Requirement:
Line filter on the word "true": copy each matching line from the entries.

(Items from a dataset)
==================================================

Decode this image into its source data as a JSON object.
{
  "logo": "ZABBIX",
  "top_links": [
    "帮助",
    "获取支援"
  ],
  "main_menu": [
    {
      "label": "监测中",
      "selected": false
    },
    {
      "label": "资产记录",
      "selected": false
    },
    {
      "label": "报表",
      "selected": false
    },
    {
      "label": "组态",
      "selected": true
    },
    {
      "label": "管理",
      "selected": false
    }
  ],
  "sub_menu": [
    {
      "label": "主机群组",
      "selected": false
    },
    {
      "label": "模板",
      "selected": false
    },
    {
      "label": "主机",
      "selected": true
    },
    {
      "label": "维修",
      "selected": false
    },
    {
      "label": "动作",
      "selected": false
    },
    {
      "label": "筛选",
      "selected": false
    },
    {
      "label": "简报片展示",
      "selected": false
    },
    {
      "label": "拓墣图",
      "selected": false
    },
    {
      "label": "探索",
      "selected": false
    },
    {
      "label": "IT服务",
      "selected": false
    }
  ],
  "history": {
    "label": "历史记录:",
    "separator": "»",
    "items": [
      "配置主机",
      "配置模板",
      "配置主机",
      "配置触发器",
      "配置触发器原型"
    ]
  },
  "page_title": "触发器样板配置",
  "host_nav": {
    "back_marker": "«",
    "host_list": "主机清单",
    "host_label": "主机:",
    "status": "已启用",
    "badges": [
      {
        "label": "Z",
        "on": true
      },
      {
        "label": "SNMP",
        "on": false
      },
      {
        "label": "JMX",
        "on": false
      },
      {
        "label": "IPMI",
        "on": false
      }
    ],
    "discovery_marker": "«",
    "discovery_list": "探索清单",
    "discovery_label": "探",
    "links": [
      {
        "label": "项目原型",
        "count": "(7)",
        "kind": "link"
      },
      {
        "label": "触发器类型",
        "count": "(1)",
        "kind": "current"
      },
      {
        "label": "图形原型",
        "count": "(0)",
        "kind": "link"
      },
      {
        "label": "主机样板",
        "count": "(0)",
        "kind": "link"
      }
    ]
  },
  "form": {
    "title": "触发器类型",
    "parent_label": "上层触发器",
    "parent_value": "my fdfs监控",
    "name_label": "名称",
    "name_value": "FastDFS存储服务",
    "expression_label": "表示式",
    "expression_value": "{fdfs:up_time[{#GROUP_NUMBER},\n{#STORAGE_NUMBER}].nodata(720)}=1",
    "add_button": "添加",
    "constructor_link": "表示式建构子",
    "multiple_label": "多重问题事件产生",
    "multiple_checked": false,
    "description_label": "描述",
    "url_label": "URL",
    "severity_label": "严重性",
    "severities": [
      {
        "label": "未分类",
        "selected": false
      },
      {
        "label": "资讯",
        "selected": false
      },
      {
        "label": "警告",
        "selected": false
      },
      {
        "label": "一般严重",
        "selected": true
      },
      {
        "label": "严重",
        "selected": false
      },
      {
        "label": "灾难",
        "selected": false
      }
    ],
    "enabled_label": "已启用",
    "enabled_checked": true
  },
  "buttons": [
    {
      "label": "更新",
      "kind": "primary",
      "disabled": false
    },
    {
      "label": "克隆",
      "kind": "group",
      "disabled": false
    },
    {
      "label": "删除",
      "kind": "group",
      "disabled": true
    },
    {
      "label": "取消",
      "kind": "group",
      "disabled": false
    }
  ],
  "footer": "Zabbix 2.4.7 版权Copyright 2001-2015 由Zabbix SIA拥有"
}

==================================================

Output below:
      "selected": true
      "selected": true
        "on": true
        "selected": true
    "enabled_checked": true
      "disabled": true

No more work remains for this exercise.